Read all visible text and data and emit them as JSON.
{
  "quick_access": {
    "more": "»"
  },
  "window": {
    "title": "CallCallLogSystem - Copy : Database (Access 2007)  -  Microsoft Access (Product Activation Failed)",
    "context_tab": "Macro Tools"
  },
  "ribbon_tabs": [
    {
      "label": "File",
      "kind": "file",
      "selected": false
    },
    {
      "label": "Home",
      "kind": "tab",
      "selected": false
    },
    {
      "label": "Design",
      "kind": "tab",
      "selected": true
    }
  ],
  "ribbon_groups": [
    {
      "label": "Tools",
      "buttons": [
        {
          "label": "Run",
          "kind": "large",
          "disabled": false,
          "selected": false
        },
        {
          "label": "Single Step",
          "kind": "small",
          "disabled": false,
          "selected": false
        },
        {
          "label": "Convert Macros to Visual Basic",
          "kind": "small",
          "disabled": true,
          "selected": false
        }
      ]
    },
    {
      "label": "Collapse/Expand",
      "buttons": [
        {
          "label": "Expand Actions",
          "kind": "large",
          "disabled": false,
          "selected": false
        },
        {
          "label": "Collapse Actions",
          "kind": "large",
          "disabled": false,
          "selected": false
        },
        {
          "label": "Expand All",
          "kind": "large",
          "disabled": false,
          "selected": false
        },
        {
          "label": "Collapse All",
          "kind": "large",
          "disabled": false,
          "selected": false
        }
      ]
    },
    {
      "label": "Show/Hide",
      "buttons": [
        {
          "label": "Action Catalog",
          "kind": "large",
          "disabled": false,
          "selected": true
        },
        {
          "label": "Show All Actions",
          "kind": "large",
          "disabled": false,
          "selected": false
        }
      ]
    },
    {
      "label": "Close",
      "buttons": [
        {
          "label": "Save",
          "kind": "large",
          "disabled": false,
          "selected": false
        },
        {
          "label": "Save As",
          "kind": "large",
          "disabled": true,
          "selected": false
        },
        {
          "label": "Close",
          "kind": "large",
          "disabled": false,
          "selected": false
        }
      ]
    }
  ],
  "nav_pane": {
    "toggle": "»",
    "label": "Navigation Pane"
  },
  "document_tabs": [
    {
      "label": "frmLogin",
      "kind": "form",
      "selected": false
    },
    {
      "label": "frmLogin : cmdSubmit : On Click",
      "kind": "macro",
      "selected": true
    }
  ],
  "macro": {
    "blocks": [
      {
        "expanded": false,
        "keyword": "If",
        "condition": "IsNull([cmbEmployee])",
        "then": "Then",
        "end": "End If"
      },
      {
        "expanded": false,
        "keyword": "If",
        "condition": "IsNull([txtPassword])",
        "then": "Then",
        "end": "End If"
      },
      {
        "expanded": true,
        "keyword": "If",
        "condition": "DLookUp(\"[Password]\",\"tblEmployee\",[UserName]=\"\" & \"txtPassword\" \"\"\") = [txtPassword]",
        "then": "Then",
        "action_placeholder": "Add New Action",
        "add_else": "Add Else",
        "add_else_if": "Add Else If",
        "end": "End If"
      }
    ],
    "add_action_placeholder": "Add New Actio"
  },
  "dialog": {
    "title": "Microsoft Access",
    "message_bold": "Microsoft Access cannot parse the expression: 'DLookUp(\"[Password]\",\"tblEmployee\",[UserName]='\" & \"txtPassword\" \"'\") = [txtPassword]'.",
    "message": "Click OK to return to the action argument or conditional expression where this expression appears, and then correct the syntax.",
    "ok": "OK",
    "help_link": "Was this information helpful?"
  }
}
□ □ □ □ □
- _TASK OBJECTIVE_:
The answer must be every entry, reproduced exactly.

- _OUTPUT_:
Read all visible text and data and emit them as JSON.
{
  "quick_access": {
    "more": "»"
  },
  "window": {
    "title": "CallCallLogSystem - Copy : Database (Access 2007)  -  Microsoft Access (Product Activation Failed)",
    "context_tab": "Macro Tools"
  },
  "ribbon_tabs": [
    {
      "label": "File",
      "kind": "file",
      "selected": false
    },
    {
      "label": "Home",
      "kind": "tab",
      "selected": false
    },
    {
      "label": "Design",
      "kind": "tab",
      "selected": true
    }
  ],
  "ribbon_groups": [
    {
      "label": "Tools",
      "buttons": [
        {
          "label": "Run",
          "kind": "large",
          "disabled": false,
          "selected": false
        },
        {
          "label": "Single Step",
          "kind": "small",
          "disabled": false,
          "selected": false
        },
        {
          "label": "Convert Macros to Visual Basic",
          "kind": "small",
          "disabled": true,
          "selected": false
        }
      ]
    },
    {
      "label": "Collapse/Expand",
      "buttons": [
        {
          "label": "Expand Actions",
          "kind": "large",
          "disabled": false,
          "selected": false
        },
        {
          "label": "Collapse Actions",
          "kind": "large",
          "disabled": false,
          "selected": false
        },
        {
          "label": "Expand All",
          "kind": "large",
          "disabled": false,
          "selected": false
        },
        {
          "label": "Collapse All",
          "kind": "large",
          "disabled": false,
          "selected": false
        }
      ]
    },
    {
      "label": "Show/Hide",
      "buttons": [
        {
          "label": "Action Catalog",
          "kind": "large",
          "disabled": false,
          "selected": true
        },
        {
          "label": "Show All Actions",
          "kind": "large",
          "disabled": false,
          "selected": false
        }
      ]
    },
    {
      "label": "Close",
      "buttons": [
        {
          "label": "Save",
          "kind": "large",
          "disabled": false,
          "selected": false
        },
        {
          "label": "Save As",
          "kind": "large",
          "disabled": true,
          "selected": false
        },
        {
          "label": "Close",
          "kind": "large",
          "disabled": false,
          "selected": false
        }
      ]
    }
  ],
  "nav_pane": {
    "toggle": "»",
    "label": "Navigation Pane"
  },
  "document_tabs": [
    {
      "label": "frmLogin",
      "kind": "form",
      "selected": false
    },
    {
      "label": "frmLogin : cmdSubmit : On Click",
      "kind": "macro",
      "selected": true
    }
  ],
  "macro": {
    "blocks": [
      {
        "expanded": false,
        "keyword": "If",
        "condition": "IsNull([cmbEmployee])",
        "then": "Then",
        "end": "End If"
      },
      {
        "expanded": false,
        "keyword": "If",
        "condition": "IsNull([txtPassword])",
        "then": "Then",
        "end": "End If"
      },
      {
        "expanded": true,
        "keyword": "If",
        "condition": "DLookUp(\"[Password]\",\"tblEmployee\",[UserName]=\"\" & \"txtPassword\" \"\"\") = [txtPassword]",
        "then": "Then",
        "action_placeholder": "Add New Action",
        "add_else": "Add Else",
        "add_else_if": "Add Else If",
        "end": "End If"
      }
    ],
    "add_action_placeholder": "Add New Actio"
  },
  "dialog": {
    "title": "Microsoft Access",
    "message_bold": "Microsoft Access cannot parse the expression: 'DLookUp(\"[Password]\",\"tblEmployee\",[UserName]='\" & \"txtPassword\" \"'\") = [txtPassword]'.",
    "message": "Click OK to return to the action argument or conditional expression where this expression appears, and then correct the syntax.",
    "ok": "OK",
    "help_link": "Was this information helpful?"
  }
}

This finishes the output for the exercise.